I’m not a great believer in one being able to teach everyone the non-technical side of skills. You can open people’s minds to the possibilities, but fundamentally it has to come from within themselves. I’ve spent time teaching and learning in various areas such as dance, photography and martial arts and you can only bring out or nurture what is there to begin with when it comes to flair/natural ability/artistic expression or whatever you wish to call it. A chap I know summed this up quite well I thought. “If it was just a matter of practice, anyone could be as good as me” – he was a world champion in his discipline of downhill mountain biking. We all vary in our limits and abilities, I’d love to be able to ride a bike like Steve Peat does, but am fully accepting that was never going to happen. The same happens in all areas – we have our own natural limits and what good teaching or learning practice can do is maximise them.
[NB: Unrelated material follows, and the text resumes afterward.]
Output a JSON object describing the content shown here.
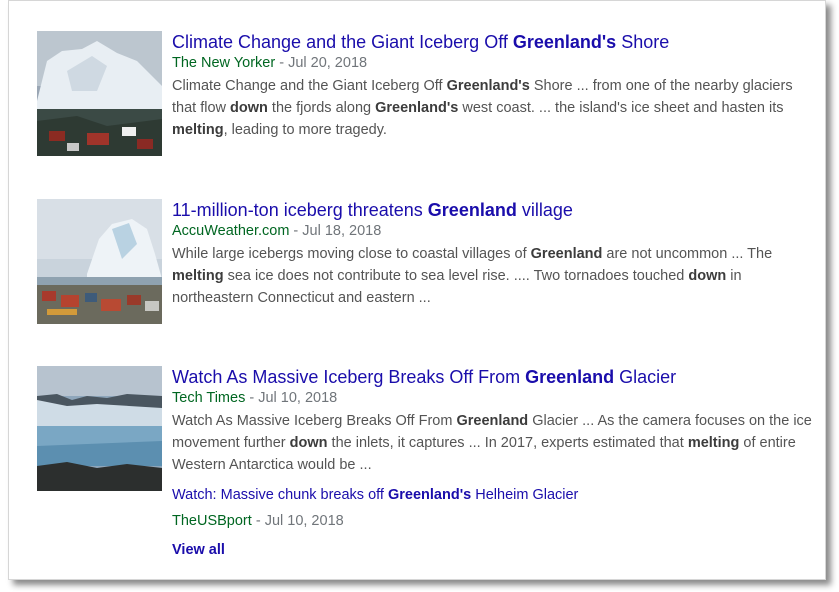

A very nice article indeed. I feel it is really important to have a good instructor who emphasizes on the flavor as well as technique when teaching the students. In most of the Latin countries, social dancing is a type of fun activity usually done during gatherings where more emphasis is given on enjoying the music, dancing / expressing it and having fun. Even though technique is an important aspect of dancing, an instructor should always work on inspiring his students on how to be creative in their own way from the little dance steps they know. For me, I feel loving and knowing the music is really important. Instructors should always take out some time and teach their students the background about the music, the instruments, the artist, etc. and also talk about the history of the dance. It takes time, but once it happens you can actually see the dancers enjoying the music.
I have learnt from a few good instructors. They’ll spend a whole hour going through the basics of body movement but in the end they’ll always tell us to have fun on the dance floor and practice the body movement techniques in the free time so that it slowly gets incorporated in your dance. I feel that’s the best way to go.
Excellent article – something we all know and it’s nice to see it validated.
I believe that good art requires a good knowledge of the technical aspects. Mastery of technique allows better expression of the artistic aspects.
I think you touched on some really interesting and worthwhile messages here. In particular I enjoyed the paragraph on the importance of roots. I do believe you can spend thousands of hours perfecting your technique, but can still come across as rigid or ‘flat’ as you mentioned in your movements because you’re not truly FEELING them, and to feel them you need to know the story behind the dance.